------ MATERIAL SHOWN ------
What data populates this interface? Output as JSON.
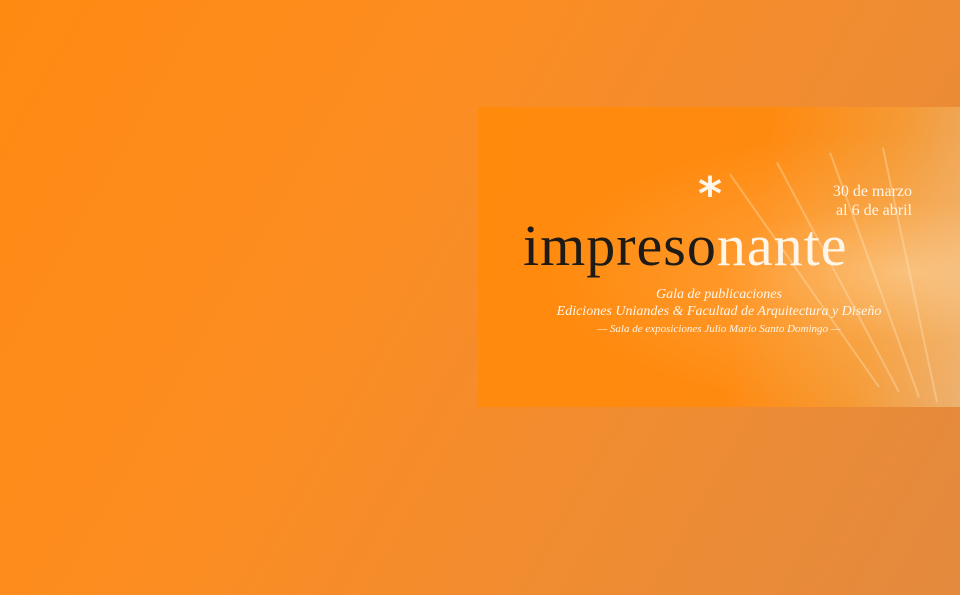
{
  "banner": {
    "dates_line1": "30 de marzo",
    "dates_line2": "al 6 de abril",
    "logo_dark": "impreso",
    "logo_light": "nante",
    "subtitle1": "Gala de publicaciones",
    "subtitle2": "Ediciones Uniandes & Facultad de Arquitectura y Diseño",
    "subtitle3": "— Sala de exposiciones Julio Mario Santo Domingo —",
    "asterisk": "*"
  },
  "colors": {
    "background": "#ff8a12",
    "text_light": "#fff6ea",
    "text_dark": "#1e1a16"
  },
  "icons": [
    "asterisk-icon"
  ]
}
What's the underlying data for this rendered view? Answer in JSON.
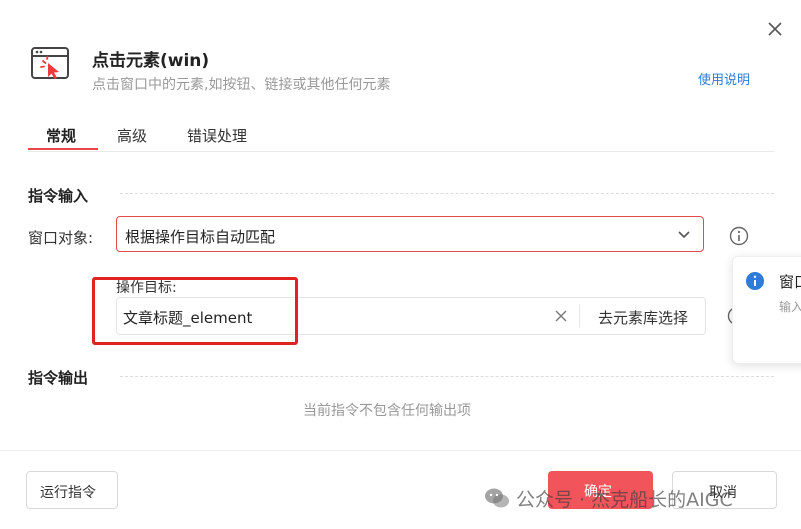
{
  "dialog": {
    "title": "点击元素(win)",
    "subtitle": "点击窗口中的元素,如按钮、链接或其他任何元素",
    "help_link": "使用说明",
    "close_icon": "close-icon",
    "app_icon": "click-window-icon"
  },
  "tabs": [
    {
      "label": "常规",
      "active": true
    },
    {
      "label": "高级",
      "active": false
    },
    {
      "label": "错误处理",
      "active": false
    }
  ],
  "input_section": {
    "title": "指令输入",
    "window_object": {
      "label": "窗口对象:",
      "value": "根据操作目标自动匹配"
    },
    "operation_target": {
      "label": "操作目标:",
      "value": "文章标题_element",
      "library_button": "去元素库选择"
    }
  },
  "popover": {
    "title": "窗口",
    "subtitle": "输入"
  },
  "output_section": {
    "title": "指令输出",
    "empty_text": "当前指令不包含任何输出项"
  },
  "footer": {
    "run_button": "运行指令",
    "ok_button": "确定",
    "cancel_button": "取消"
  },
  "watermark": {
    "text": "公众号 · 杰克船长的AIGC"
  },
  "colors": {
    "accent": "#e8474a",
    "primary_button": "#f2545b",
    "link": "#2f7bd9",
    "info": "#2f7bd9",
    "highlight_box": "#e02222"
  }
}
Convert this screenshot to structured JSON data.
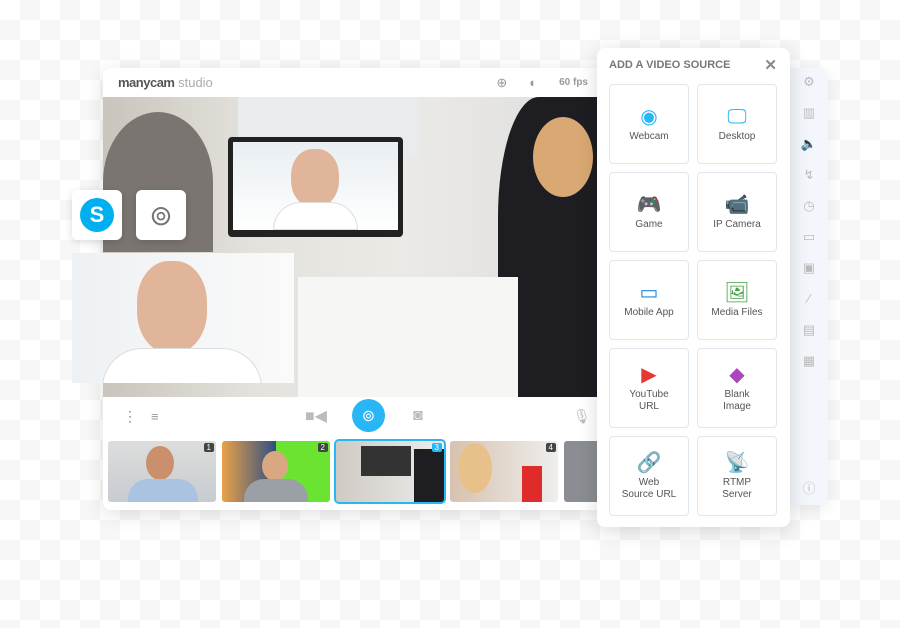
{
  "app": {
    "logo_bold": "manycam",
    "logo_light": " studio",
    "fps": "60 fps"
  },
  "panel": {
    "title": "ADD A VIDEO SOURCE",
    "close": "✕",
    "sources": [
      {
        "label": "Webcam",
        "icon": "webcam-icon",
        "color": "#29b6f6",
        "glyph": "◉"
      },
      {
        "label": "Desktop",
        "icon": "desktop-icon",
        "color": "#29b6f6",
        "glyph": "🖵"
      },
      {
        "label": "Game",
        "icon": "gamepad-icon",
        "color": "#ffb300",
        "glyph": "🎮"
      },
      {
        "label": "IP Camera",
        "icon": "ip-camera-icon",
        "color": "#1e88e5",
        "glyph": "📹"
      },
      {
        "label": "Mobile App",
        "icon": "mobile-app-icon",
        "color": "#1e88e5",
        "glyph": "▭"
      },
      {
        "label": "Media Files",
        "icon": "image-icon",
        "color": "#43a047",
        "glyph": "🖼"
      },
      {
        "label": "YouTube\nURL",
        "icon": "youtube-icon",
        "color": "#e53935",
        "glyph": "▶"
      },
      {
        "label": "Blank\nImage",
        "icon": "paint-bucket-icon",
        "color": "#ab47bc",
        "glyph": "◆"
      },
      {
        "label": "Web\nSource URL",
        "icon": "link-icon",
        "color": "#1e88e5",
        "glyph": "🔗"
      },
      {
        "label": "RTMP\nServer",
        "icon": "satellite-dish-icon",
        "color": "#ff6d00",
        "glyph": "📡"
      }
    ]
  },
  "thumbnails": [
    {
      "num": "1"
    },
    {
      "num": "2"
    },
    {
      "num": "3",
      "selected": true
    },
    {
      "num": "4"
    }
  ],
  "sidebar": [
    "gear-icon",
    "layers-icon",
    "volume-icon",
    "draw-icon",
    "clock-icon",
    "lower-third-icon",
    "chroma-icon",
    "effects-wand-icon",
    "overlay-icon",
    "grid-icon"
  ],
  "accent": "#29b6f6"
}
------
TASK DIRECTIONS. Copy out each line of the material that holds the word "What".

ANSWER BOX.
What data populates this interface? Output as JSON.
What's the underlying data for this rendered view? Answer in JSON.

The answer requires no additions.